§ **What you have to do**
Write down every entry below once more, exactly.

--*--

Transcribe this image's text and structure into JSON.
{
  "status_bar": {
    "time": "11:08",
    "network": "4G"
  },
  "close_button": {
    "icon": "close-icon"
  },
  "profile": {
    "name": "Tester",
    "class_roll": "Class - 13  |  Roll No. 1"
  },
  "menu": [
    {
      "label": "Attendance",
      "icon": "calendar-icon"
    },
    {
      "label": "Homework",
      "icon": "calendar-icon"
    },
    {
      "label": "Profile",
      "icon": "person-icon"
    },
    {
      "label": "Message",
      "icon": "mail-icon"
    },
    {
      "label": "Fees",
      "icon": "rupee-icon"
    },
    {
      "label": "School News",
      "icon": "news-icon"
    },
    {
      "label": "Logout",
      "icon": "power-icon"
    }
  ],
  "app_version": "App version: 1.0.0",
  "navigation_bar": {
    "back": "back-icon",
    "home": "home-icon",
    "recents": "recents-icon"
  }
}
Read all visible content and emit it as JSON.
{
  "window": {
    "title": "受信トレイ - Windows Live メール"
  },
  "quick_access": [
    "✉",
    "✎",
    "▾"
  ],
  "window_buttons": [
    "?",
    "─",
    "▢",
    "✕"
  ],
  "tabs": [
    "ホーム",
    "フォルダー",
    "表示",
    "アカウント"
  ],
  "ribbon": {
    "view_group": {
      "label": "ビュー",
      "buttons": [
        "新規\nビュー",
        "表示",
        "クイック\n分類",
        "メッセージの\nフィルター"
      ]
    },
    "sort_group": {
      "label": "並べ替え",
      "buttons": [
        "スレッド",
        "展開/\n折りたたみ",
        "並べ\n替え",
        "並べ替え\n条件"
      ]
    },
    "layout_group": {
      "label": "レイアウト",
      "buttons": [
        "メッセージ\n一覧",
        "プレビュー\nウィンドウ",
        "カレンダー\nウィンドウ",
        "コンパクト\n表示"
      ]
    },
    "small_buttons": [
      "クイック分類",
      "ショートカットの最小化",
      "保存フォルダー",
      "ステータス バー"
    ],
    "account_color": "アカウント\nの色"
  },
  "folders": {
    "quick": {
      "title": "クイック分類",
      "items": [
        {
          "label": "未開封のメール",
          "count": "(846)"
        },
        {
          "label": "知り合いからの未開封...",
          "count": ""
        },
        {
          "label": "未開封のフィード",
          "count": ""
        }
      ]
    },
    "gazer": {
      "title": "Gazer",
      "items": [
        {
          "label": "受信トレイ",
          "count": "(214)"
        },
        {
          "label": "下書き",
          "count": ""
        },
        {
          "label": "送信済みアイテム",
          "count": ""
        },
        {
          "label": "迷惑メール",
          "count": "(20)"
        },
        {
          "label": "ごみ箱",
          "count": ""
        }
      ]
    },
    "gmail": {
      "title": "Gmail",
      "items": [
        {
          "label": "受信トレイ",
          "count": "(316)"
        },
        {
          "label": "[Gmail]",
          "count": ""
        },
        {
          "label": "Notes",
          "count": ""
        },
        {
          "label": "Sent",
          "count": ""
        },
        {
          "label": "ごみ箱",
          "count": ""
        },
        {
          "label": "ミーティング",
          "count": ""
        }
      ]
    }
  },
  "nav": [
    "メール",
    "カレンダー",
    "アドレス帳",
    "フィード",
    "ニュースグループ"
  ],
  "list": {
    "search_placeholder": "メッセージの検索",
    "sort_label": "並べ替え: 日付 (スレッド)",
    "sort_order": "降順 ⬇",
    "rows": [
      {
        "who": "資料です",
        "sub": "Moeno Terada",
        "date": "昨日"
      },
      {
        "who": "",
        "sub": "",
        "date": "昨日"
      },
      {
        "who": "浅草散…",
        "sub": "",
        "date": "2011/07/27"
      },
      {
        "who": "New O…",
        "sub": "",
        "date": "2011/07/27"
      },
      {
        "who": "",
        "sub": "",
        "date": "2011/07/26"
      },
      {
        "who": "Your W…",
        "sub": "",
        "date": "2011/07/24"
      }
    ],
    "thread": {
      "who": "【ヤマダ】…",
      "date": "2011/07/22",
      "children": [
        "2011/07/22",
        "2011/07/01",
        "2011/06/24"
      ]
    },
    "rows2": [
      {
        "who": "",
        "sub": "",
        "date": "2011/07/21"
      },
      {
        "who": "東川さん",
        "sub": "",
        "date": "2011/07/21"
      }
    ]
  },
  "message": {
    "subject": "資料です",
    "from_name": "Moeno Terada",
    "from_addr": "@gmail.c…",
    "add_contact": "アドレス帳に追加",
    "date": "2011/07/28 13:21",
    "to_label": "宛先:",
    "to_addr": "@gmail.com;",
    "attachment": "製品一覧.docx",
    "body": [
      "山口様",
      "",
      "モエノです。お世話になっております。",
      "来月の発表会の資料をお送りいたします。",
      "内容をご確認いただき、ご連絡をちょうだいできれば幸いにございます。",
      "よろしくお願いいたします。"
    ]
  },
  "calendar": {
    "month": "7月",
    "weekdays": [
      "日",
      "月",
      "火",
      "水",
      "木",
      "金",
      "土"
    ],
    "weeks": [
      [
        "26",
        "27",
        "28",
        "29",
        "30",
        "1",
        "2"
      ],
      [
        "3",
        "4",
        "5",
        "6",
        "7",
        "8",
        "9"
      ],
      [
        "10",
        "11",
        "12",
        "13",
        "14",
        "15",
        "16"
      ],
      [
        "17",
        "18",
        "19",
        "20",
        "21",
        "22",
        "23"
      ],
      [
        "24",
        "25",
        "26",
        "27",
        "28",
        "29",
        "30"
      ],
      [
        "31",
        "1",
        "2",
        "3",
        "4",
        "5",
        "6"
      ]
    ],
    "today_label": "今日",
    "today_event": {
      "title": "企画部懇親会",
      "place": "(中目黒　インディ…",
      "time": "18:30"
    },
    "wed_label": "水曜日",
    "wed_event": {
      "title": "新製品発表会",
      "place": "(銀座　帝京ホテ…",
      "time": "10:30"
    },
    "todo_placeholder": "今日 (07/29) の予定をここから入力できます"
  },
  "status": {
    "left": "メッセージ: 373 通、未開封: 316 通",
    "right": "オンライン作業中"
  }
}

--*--

§ **Response area**
Transcribe this image's text and structure into JSON.
{
  "status_bar": {
    "time": "11:08",
    "network": "4G"
  },
  "close_button": {
    "icon": "close-icon"
  },
  "profile": {
    "name": "Tester",
    "class_roll": "Class - 13  |  Roll No. 1"
  },
  "menu": [
    {
      "label": "Attendance",
      "icon": "calendar-icon"
    },
    {
      "label": "Homework",
      "icon": "calendar-icon"
    },
    {
      "label": "Profile",
      "icon": "person-icon"
    },
    {
      "label": "Message",
      "icon": "mail-icon"
    },
    {
      "label": "Fees",
      "icon": "rupee-icon"
    },
    {
      "label": "School News",
      "icon": "news-icon"
    },
    {
      "label": "Logout",
      "icon": "power-icon"
    }
  ],
  "app_version": "App version: 1.0.0",
  "navigation_bar": {
    "back": "back-icon",
    "home": "home-icon",
    "recents": "recents-icon"
  }
}
Read all visible content and emit it as JSON.
{
  "window": {
    "title": "受信トレイ - Windows Live メール"
  },
  "quick_access": [
    "✉",
    "✎",
    "▾"
  ],
  "window_buttons": [
    "?",
    "─",
    "▢",
    "✕"
  ],
  "tabs": [
    "ホーム",
    "フォルダー",
    "表示",
    "アカウント"
  ],
  "ribbon": {
    "view_group": {
      "label": "ビュー",
      "buttons": [
        "新規\nビュー",
        "表示",
        "クイック\n分類",
        "メッセージの\nフィルター"
      ]
    },
    "sort_group": {
      "label": "並べ替え",
      "buttons": [
        "スレッド",
        "展開/\n折りたたみ",
        "並べ\n替え",
        "並べ替え\n条件"
      ]
    },
    "layout_group": {
      "label": "レイアウト",
      "buttons": [
        "メッセージ\n一覧",
        "プレビュー\nウィンドウ",
        "カレンダー\nウィンドウ",
        "コンパクト\n表示"
      ]
    },
    "small_buttons": [
      "クイック分類",
      "ショートカットの最小化",
      "保存フォルダー",
      "ステータス バー"
    ],
    "account_color": "アカウント\nの色"
  },
  "folders": {
    "quick": {
      "title": "クイック分類",
      "items": [
        {
          "label": "未開封のメール",
          "count": "(846)"
        },
        {
          "label": "知り合いからの未開封...",
          "count": ""
        },
        {
          "label": "未開封のフィード",
          "count": ""
        }
      ]
    },
    "gazer": {
      "title": "Gazer",
      "items": [
        {
          "label": "受信トレイ",
          "count": "(214)"
        },
        {
          "label": "下書き",
          "count": ""
        },
        {
          "label": "送信済みアイテム",
          "count": ""
        },
        {
          "label": "迷惑メール",
          "count": "(20)"
        },
        {
          "label": "ごみ箱",
          "count": ""
        }
      ]
    },
    "gmail": {
      "title": "Gmail",
      "items": [
        {
          "label": "受信トレイ",
          "count": "(316)"
        },
        {
          "label": "[Gmail]",
          "count": ""
        },
        {
          "label": "Notes",
          "count": ""
        },
        {
          "label": "Sent",
          "count": ""
        },
        {
          "label": "ごみ箱",
          "count": ""
        },
        {
          "label": "ミーティング",
          "count": ""
        }
      ]
    }
  },
  "nav": [
    "メール",
    "カレンダー",
    "アドレス帳",
    "フィード",
    "ニュースグループ"
  ],
  "list": {
    "search_placeholder": "メッセージの検索",
    "sort_label": "並べ替え: 日付 (スレッド)",
    "sort_order": "降順 ⬇",
    "rows": [
      {
        "who": "資料です",
        "sub": "Moeno Terada",
        "date": "昨日"
      },
      {
        "who": "",
        "sub": "",
        "date": "昨日"
      },
      {
        "who": "浅草散…",
        "sub": "",
        "date": "2011/07/27"
      },
      {
        "who": "New O…",
        "sub": "",
        "date": "2011/07/27"
      },
      {
        "who": "",
        "sub": "",
        "date": "2011/07/26"
      },
      {
        "who": "Your W…",
        "sub": "",
        "date": "2011/07/24"
      }
    ],
    "thread": {
      "who": "【ヤマダ】…",
      "date": "2011/07/22",
      "children": [
        "2011/07/22",
        "2011/07/01",
        "2011/06/24"
      ]
    },
    "rows2": [
      {
        "who": "",
        "sub": "",
        "date": "2011/07/21"
      },
      {
        "who": "東川さん",
        "sub": "",
        "date": "2011/07/21"
      }
    ]
  },
  "message": {
    "subject": "資料です",
    "from_name": "Moeno Terada",
    "from_addr": "@gmail.c…",
    "add_contact": "アドレス帳に追加",
    "date": "2011/07/28 13:21",
    "to_label": "宛先:",
    "to_addr": "@gmail.com;",
    "attachment": "製品一覧.docx",
    "body": [
      "山口様",
      "",
      "モエノです。お世話になっております。",
      "来月の発表会の資料をお送りいたします。",
      "内容をご確認いただき、ご連絡をちょうだいできれば幸いにございます。",
      "よろしくお願いいたします。"
    ]
  },
  "calendar": {
    "month": "7月",
    "weekdays": [
      "日",
      "月",
      "火",
      "水",
      "木",
      "金",
      "土"
    ],
    "weeks": [
      [
        "26",
        "27",
        "28",
        "29",
        "30",
        "1",
        "2"
      ],
      [
        "3",
        "4",
        "5",
        "6",
        "7",
        "8",
        "9"
      ],
      [
        "10",
        "11",
        "12",
        "13",
        "14",
        "15",
        "16"
      ],
      [
        "17",
        "18",
        "19",
        "20",
        "21",
        "22",
        "23"
      ],
      [
        "24",
        "25",
        "26",
        "27",
        "28",
        "29",
        "30"
      ],
      [
        "31",
        "1",
        "2",
        "3",
        "4",
        "5",
        "6"
      ]
    ],
    "today_label": "今日",
    "today_event": {
      "title": "企画部懇親会",
      "place": "(中目黒　インディ…",
      "time": "18:30"
    },
    "wed_label": "水曜日",
    "wed_event": {
      "title": "新製品発表会",
      "place": "(銀座　帝京ホテ…",
      "time": "10:30"
    },
    "todo_placeholder": "今日 (07/29) の予定をここから入力できます"
  },
  "status": {
    "left": "メッセージ: 373 通、未開封: 316 通",
    "right": "オンライン作業中"
  }
}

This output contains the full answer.